Most striking was the event's invoking of old and new symbols. The first hymn sung prior to Mr. Clinton's oath was "City on a Hill" - the classic Puritan symbol of America as a shining example, a colony with a mission.

The final event was a reading by Maya Angelou, the black poet born 25 miles from Clinton's birthplace, of a poem calling for Americans to wake up to the magnitude and diversity of creation, of the natural world, and of the many peoples in our midst: "the African, the native American, the Sioux/ The Catholic, the Muslim, the French, the Greek."

In a haunting refrain - "the Rock cries out" - Ms. Angelou spoke of a collective yearning by Americans for a state of grace "Before cynicism was a bloody smear across your Brow."

In between, Clinton's speech itself (reprinted on Page 19) was an attempt to invoke, in common language, what scholars call civil religion: that is, a recognition that while the business of America cannot be described in denominational terms, that business still must contain a dimension of transcendence and hope beyond the merely political and secular.

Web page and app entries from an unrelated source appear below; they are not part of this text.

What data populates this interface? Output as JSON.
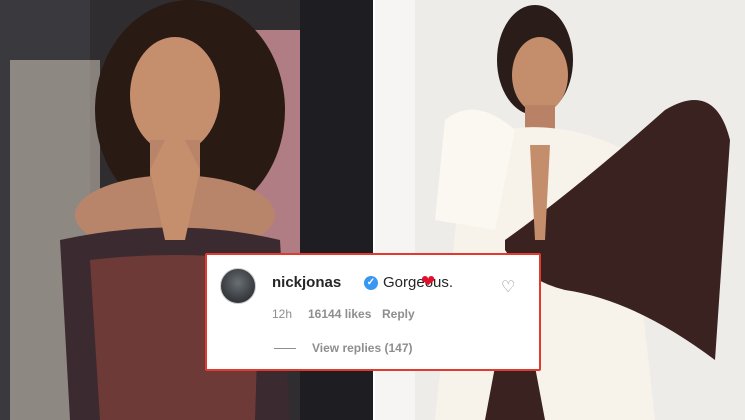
{
  "comment": {
    "username": "nickjonas",
    "text": "Gorgeous.",
    "emoji": "❤",
    "time": "12h",
    "likes": "16144 likes",
    "reply_label": "Reply",
    "view_replies": "View replies (147)"
  },
  "colors": {
    "card_border": "#e23a2f",
    "verified_badge": "#3897f0",
    "emoji_heart": "#e0102d"
  },
  "icons": {
    "verified": "verified-badge-icon",
    "like": "heart-outline-icon"
  }
}
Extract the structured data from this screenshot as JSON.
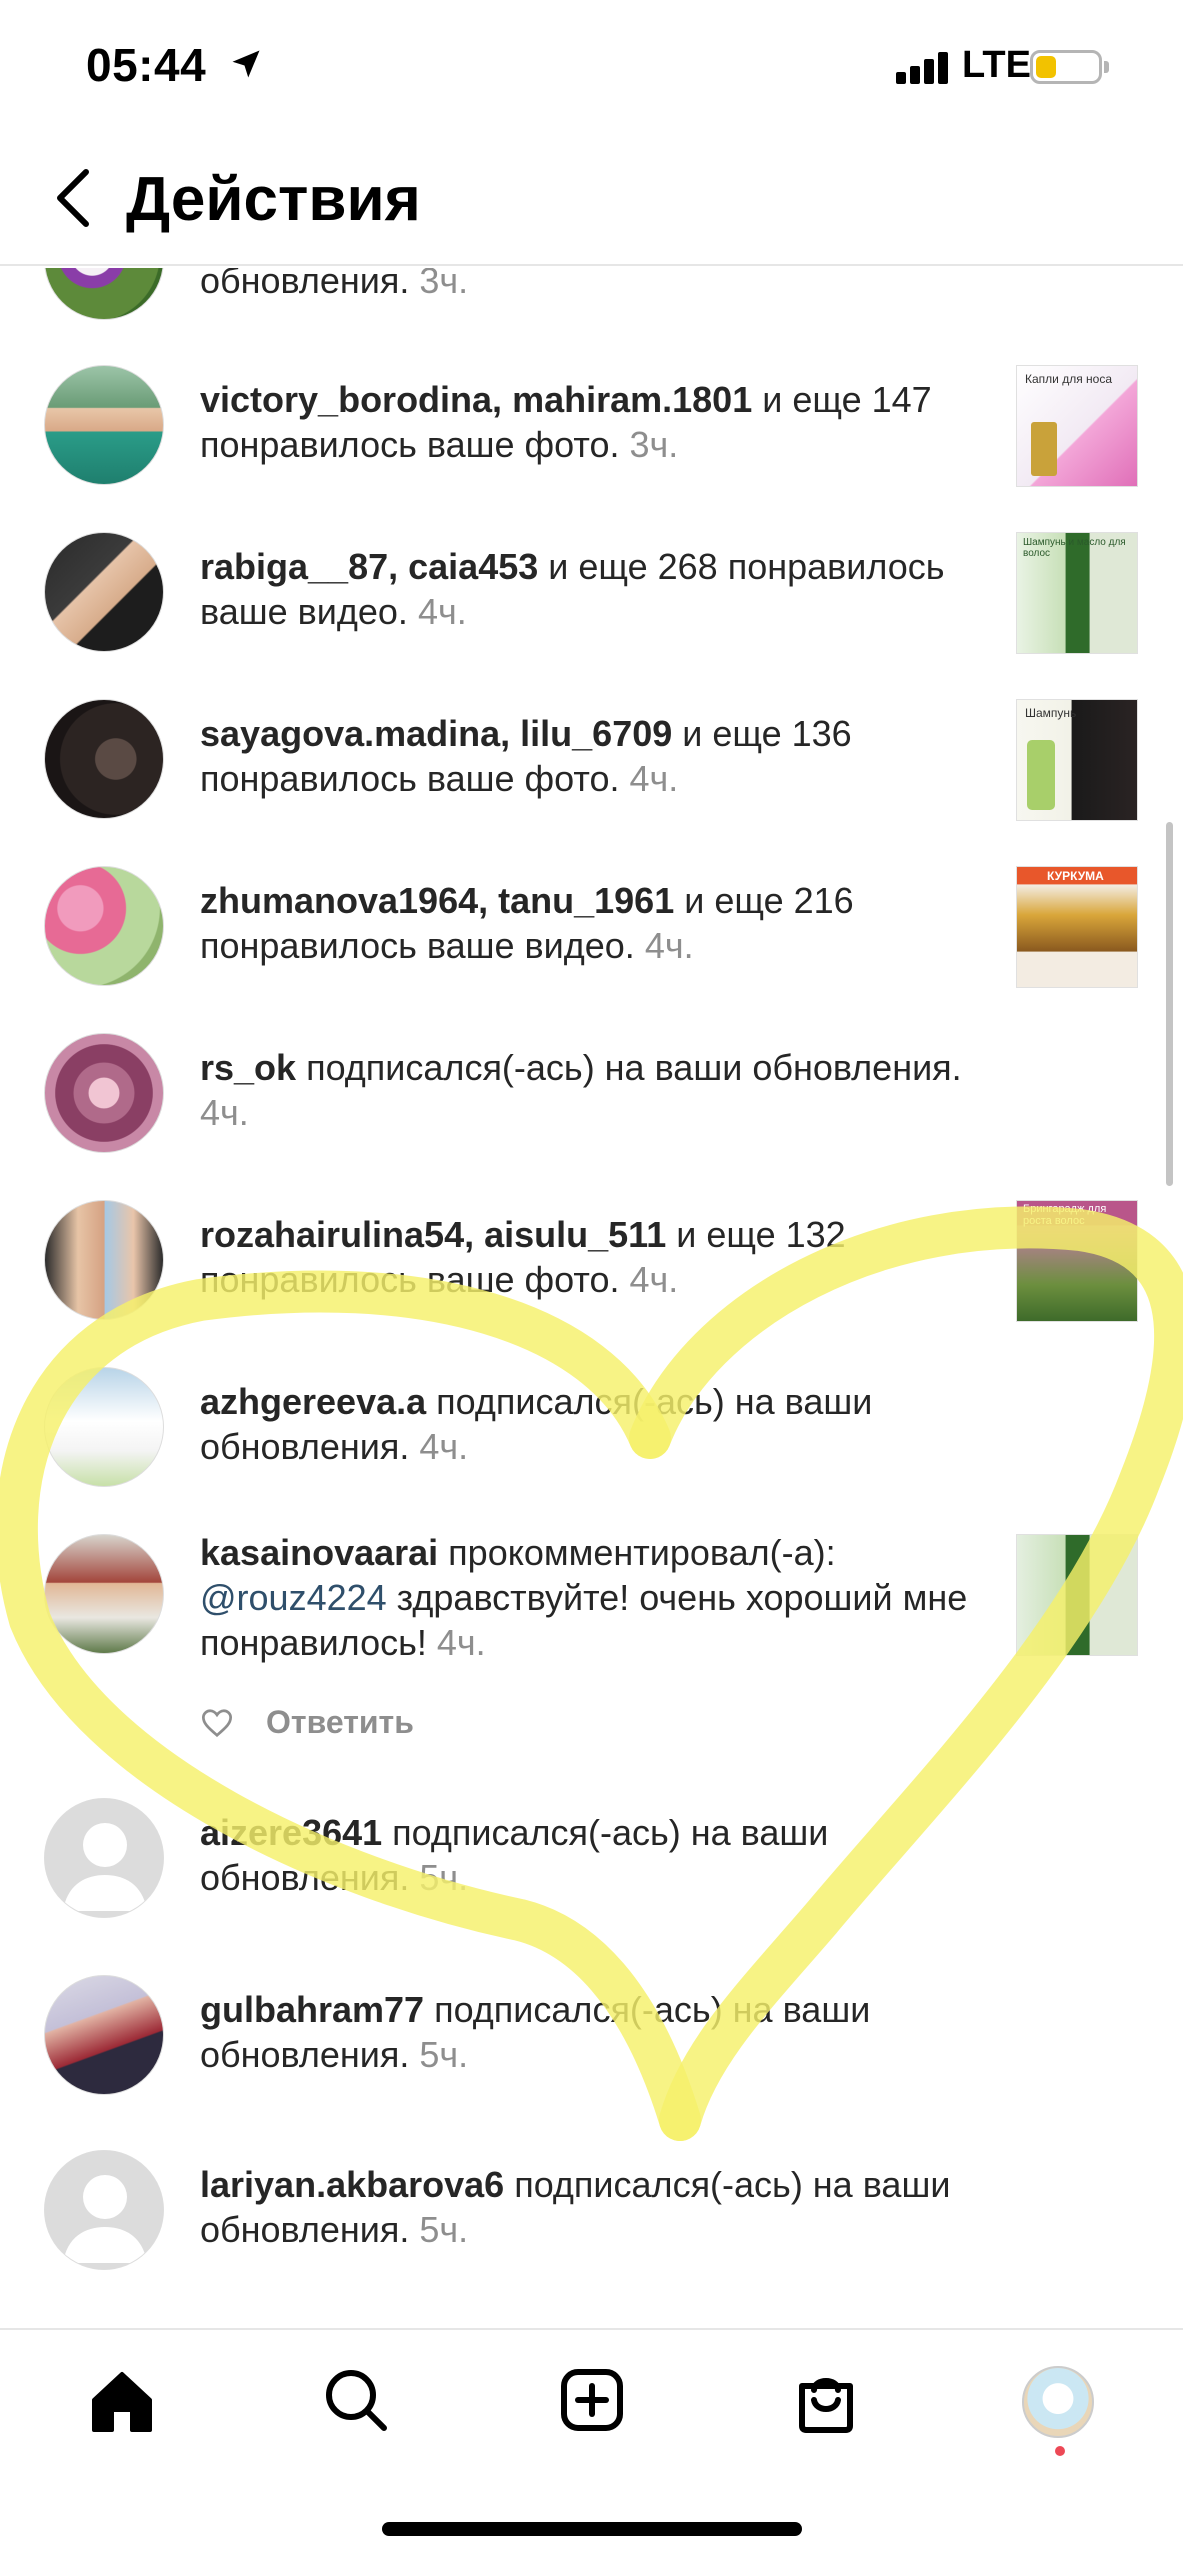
{
  "status_bar": {
    "time": "05:44",
    "network": "LTE",
    "battery_color": "#f2c200"
  },
  "header": {
    "title": "Действия",
    "back_icon": "chevron-left-icon"
  },
  "activities": [
    {
      "text": "обновления.",
      "time": "3ч."
    },
    {
      "users": "victory_borodina, mahiram.1801",
      "text": " и еще 147 понравилось ваше фото.",
      "time": "3ч.",
      "thumb": "Капли для носа"
    },
    {
      "users": "rabiga__87, caia453",
      "text": " и еще 268 понравилось ваше видео.",
      "time": "4ч.",
      "thumb": "Шампунь и масло для волос"
    },
    {
      "users": "sayagova.madina, lilu_6709",
      "text": " и еще 136 понравилось ваше фото.",
      "time": "4ч.",
      "thumb": "Шампунь"
    },
    {
      "users": "zhumanova1964, tanu_1961",
      "text": " и еще 216 понравилось ваше видео.",
      "time": "4ч.",
      "thumb": "КУРКУМА"
    },
    {
      "users": "rs_ok",
      "text": " подписался(-ась) на ваши обновления.",
      "time": "4ч."
    },
    {
      "users": "rozahairulina54, aisulu_511",
      "text": " и еще 132 понравилось ваше фото.",
      "time": "4ч.",
      "thumb": "Брингарадж для роста волос"
    },
    {
      "users": "azhgereeva.a",
      "text": " подписался(-ась) на ваши обновления.",
      "time": "4ч."
    },
    {
      "users": "kasainovaarai",
      "text": " прокомментировал(-а): ",
      "mention": "@rouz4224",
      "comment": " здравствуйте! очень хороший мне понравилось!",
      "time": "4ч.",
      "reply": "Ответить"
    },
    {
      "users": "aizere3641",
      "text": " подписался(-ась) на ваши обновления.",
      "time": "5ч."
    },
    {
      "users": "gulbahram77",
      "text": " подписался(-ась) на ваши обновления.",
      "time": "5ч."
    },
    {
      "users": "lariyan.akbarova6",
      "text": " подписался(-ась) на ваши обновления.",
      "time": "5ч."
    }
  ],
  "thumb_text": {
    "nose": "Капли для носа",
    "shampoo_oil": "Шампунь и масло для волос",
    "shampoo": "Шампунь",
    "turmeric": "КУРКУМА",
    "bhringaraj": "Брингарадж для роста волос"
  },
  "tabbar": {
    "tabs": [
      "home-icon",
      "search-icon",
      "new-post-icon",
      "shop-icon",
      "profile-avatar"
    ],
    "notification_dot_color": "#ed4956"
  },
  "overlay": {
    "heart_color": "#f5f06a"
  }
}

The life of the state must exist in some relation to the sacred.

In a speech of nearly 1,600 words, Clinton referred some 70 times to civil religion, starting with the very first line: "We celebrate the mystery of American renewal." Rebirth, the debt owed to our forebears, the demands of conscience, Biblical echoes - all were present. While not a great Lincolnesque moral formulation, neither was this a speech by an economic policy wonk. It was an appeal to the spirit: "There is nothing wrong with America that cannot be cured by what is right with America." Nor was thi s mere optimism. Clinton spoke of dangers, facing "hard truths" that haven't been faced, and sacrifice.

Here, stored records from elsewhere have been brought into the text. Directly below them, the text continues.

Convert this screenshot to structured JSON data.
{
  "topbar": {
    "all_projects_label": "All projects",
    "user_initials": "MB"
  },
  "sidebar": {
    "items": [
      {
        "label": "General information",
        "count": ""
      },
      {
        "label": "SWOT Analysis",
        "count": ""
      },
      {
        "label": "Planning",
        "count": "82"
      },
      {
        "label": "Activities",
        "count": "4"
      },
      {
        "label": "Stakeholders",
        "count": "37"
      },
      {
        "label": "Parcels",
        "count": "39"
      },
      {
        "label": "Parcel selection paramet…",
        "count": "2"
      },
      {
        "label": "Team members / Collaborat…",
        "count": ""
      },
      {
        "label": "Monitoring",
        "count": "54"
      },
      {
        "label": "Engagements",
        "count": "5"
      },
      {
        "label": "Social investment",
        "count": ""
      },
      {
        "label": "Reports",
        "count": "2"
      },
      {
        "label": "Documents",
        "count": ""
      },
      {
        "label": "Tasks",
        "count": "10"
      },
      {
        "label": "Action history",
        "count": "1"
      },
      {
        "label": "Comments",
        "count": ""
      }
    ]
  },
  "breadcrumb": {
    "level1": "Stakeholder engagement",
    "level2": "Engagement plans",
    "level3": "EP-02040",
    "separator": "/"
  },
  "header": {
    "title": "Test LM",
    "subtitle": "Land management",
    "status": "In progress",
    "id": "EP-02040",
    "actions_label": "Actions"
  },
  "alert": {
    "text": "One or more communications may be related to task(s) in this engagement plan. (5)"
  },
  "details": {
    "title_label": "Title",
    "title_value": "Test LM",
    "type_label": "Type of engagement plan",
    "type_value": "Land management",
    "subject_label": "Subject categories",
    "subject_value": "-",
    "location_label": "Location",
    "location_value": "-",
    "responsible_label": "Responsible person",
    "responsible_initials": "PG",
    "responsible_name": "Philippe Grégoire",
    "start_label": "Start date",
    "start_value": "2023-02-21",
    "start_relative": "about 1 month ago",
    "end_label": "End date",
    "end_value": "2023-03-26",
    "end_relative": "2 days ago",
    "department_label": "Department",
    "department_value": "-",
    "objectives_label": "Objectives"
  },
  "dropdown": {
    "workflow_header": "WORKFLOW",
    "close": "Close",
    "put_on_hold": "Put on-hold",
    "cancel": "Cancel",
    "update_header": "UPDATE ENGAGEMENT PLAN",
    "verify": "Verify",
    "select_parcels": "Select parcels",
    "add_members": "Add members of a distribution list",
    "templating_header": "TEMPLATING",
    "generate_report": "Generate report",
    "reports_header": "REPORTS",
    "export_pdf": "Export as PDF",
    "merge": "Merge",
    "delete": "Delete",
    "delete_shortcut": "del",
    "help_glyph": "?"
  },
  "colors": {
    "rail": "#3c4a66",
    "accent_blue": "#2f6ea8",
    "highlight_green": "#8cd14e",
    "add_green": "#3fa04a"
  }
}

The central message was Clinton's new formulation: that Americans can't have the opportunities liberals have fought for without accepting the responsibilities that conservatives seek.

Now gridlock and a deep well of cynicism about whether government can address the large-scale problems of America and the world must be faced. The task is to keep the grace, which many found evident in this inaugural, under the pressures at hand.